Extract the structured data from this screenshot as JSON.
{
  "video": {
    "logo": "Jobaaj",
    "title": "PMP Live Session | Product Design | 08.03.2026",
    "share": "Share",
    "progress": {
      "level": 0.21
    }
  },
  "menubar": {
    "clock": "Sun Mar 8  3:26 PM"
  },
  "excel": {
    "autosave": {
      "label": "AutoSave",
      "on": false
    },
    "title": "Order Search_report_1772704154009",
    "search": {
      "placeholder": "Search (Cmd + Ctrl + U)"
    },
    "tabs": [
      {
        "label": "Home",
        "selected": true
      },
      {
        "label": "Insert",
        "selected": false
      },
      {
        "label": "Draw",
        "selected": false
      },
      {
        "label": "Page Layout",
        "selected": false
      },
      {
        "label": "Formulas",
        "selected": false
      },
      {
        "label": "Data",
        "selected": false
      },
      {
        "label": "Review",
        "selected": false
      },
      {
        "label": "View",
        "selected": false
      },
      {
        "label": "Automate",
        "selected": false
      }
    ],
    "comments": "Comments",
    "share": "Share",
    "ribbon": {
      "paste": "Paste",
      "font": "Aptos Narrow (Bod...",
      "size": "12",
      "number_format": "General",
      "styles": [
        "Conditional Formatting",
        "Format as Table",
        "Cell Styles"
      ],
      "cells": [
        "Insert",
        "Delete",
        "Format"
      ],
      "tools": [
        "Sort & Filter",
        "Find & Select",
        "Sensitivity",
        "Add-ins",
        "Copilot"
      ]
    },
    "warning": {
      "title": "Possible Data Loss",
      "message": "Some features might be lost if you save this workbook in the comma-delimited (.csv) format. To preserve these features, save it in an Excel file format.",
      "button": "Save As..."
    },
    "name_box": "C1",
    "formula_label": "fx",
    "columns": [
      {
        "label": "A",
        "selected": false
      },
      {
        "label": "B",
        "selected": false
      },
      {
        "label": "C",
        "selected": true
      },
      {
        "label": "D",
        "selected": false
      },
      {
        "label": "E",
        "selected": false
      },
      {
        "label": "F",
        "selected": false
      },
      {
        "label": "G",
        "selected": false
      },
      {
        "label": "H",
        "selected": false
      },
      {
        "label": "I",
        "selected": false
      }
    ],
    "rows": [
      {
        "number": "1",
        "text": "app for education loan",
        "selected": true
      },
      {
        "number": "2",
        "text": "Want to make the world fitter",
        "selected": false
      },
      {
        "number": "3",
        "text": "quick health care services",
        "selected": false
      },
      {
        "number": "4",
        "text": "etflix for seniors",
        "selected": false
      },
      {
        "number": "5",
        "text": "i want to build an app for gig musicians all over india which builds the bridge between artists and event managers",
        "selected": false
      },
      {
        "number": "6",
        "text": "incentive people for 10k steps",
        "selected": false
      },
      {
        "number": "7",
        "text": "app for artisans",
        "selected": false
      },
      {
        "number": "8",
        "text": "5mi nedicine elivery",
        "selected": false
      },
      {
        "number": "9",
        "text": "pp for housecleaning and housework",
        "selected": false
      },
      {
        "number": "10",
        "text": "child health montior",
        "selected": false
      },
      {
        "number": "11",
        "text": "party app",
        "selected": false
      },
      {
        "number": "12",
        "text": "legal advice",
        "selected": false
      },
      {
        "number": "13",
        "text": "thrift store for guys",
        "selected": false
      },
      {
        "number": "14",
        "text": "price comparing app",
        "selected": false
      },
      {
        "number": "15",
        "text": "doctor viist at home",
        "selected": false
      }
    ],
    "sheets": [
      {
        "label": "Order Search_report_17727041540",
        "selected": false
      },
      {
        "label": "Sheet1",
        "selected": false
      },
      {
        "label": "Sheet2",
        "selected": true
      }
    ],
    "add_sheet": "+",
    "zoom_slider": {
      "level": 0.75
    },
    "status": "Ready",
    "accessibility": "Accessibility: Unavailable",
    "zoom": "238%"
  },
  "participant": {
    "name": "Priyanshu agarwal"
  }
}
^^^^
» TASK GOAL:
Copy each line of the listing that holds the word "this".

» RESPONSE BOX:
Extract the structured data from this screenshot as JSON.
      "message": "Some features might be lost if you save this workbook in the comma-delimited (.csv) format. To preserve these features, save it in an Excel file format.",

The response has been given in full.